    Sarsour discusses some of the challenges they faced while organizing the march, particularly from “white women in our group [who] were not used to answering to a fierce, bristling ball of fire in the body of a petite Black woman” (p. 204) referring to Tamika’s leadership. The co-chairs pushed for a diversity of speakers who would speak to a broad audience and made sure that the march wasn’t only about expressing rage, but also about “demanding change” (p. 204). In addition to gender issues, Sarsour and women of color organizers made sure that central to the vision of the march was that they were fighting for “the right for everyone to live freely and practice their religion and have economic, racial and social justice” (p. 205). They applied an intersectional framing to this vision, including the voices of people affected by immigration policies, environmental racism, and structural violence.
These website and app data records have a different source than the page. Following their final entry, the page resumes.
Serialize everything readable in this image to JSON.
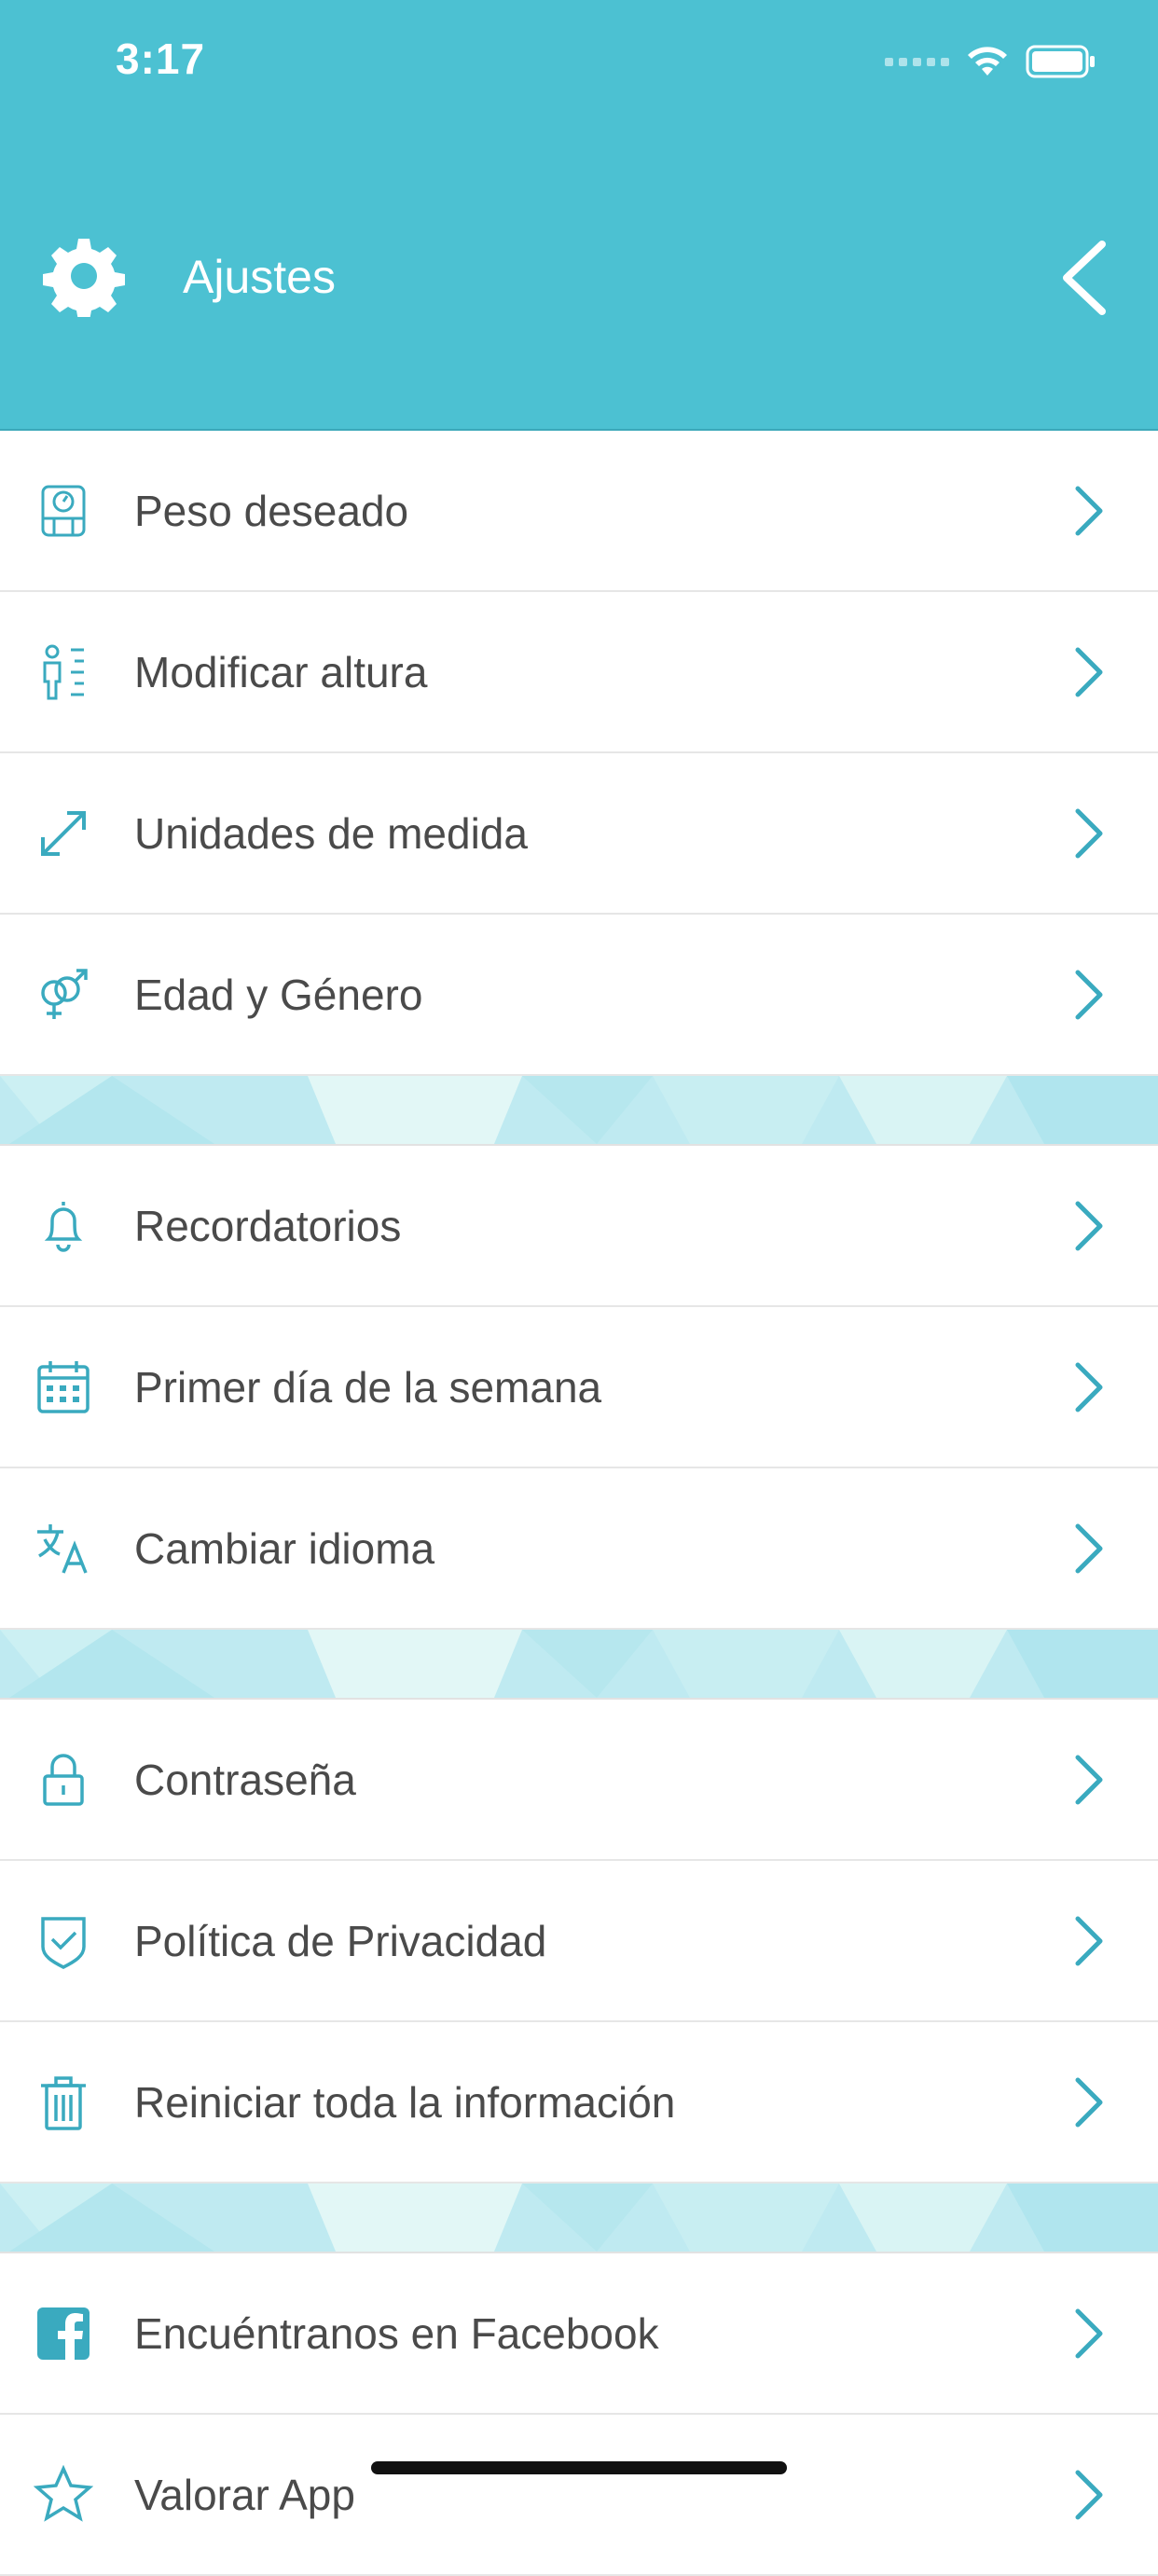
{
  "status_bar": {
    "time": "3:17"
  },
  "header": {
    "title": "Ajustes"
  },
  "sections": [
    {
      "items": [
        {
          "label": "Peso deseado",
          "icon": "scale-icon"
        },
        {
          "label": "Modificar altura",
          "icon": "height-icon"
        },
        {
          "label": "Unidades de medida",
          "icon": "resize-arrow-icon"
        },
        {
          "label": "Edad y Género",
          "icon": "gender-icon"
        }
      ]
    },
    {
      "items": [
        {
          "label": "Recordatorios",
          "icon": "bell-icon"
        },
        {
          "label": "Primer día de la semana",
          "icon": "calendar-icon"
        },
        {
          "label": "Cambiar idioma",
          "icon": "translate-icon"
        }
      ]
    },
    {
      "items": [
        {
          "label": "Contraseña",
          "icon": "lock-icon"
        },
        {
          "label": "Política de Privacidad",
          "icon": "shield-check-icon"
        },
        {
          "label": "Reiniciar toda la información",
          "icon": "trash-icon"
        }
      ]
    },
    {
      "items": [
        {
          "label": "Encuéntranos en Facebook",
          "icon": "facebook-icon"
        },
        {
          "label": "Valorar App",
          "icon": "star-icon"
        }
      ]
    }
  ],
  "colors": {
    "accent": "#4cc1d2",
    "icon": "#3aaabf",
    "chevron": "#3aaabf",
    "text": "#4a4a4a"
  }
}
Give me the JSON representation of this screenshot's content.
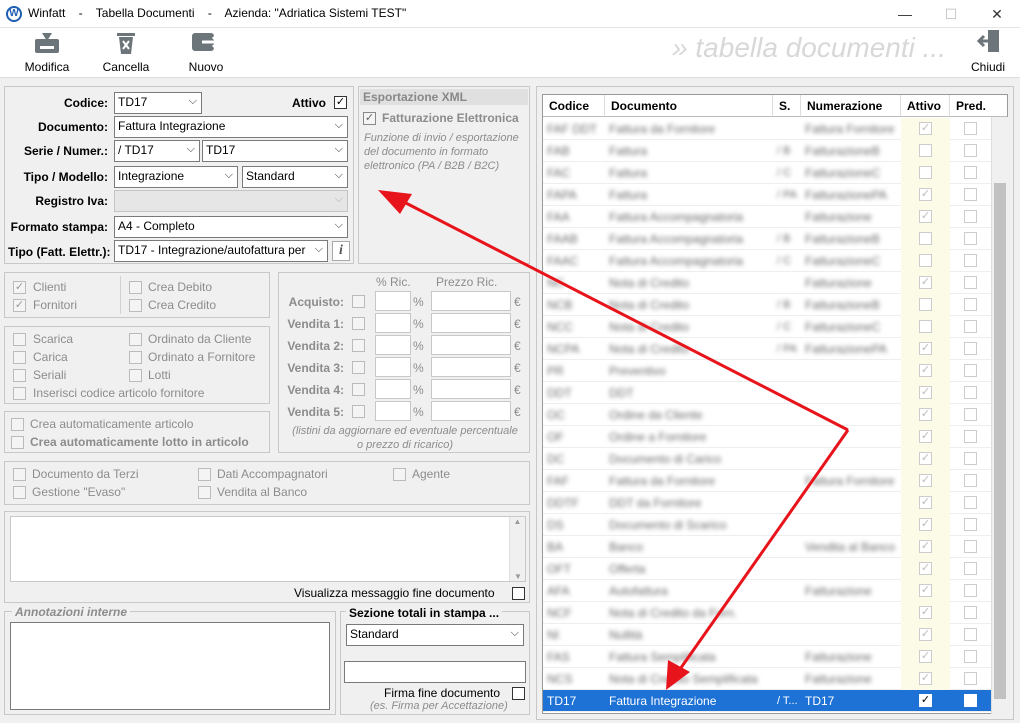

    Sarsour and other women of color in the organizing group were accused of being divisive when intersecting racial justice with gender issues and some women of color were concerned that white women were feeling alienated. However, Sarsour reminded organizers that the…

    concern itself was problematic, because centering the experiences of marginalized women was not about upsetting white women; it was about helping them to recognize how they were consciously or unconsciously aiding and abetting the very patriarchy that they claimed to be fighting against (pp. 206-207).

    On January 21, 2017, millions across the nation and the globe joined companion marches. Sarsour described that the excitement was tangible in Washington, D.C., but what moved her the most was that many were carrying posters of an image by artist Shepard Fairey of a Muslim woman in an American-flag hijab. Sarsour wrote, “My skin tingled at the sight of her, because in my country, on this day, a Muslim woman in a hijab had become a potent symbol of American freedom” (p. 211). Seven million people marched that day, and 1.2 million were in Washington. When Sarsour spoke on the stage, she brought her mother and her three children. She stated, “Assalamu alaikum, may peace be upon you, brothers and sisters….I stand here before you unapologetically Muslim American, unapologetically Palestinian American, unapologetically from Brooklyn, New York” (Democracy Now!, 2017; Sarsour, 2020, p. 212). When reflecting on her speech and the other women who marched and spoke on that stage on that historic day, Sarsour wrote in her memoir:

    We had put the forces of hate and division on notice that we were marching to center stage, and they’d better get ready because the reckoning was here, and we would bring our sisters, mothers, and daughters along with us, and the men who were our allies, and together we would change the world (p. 213).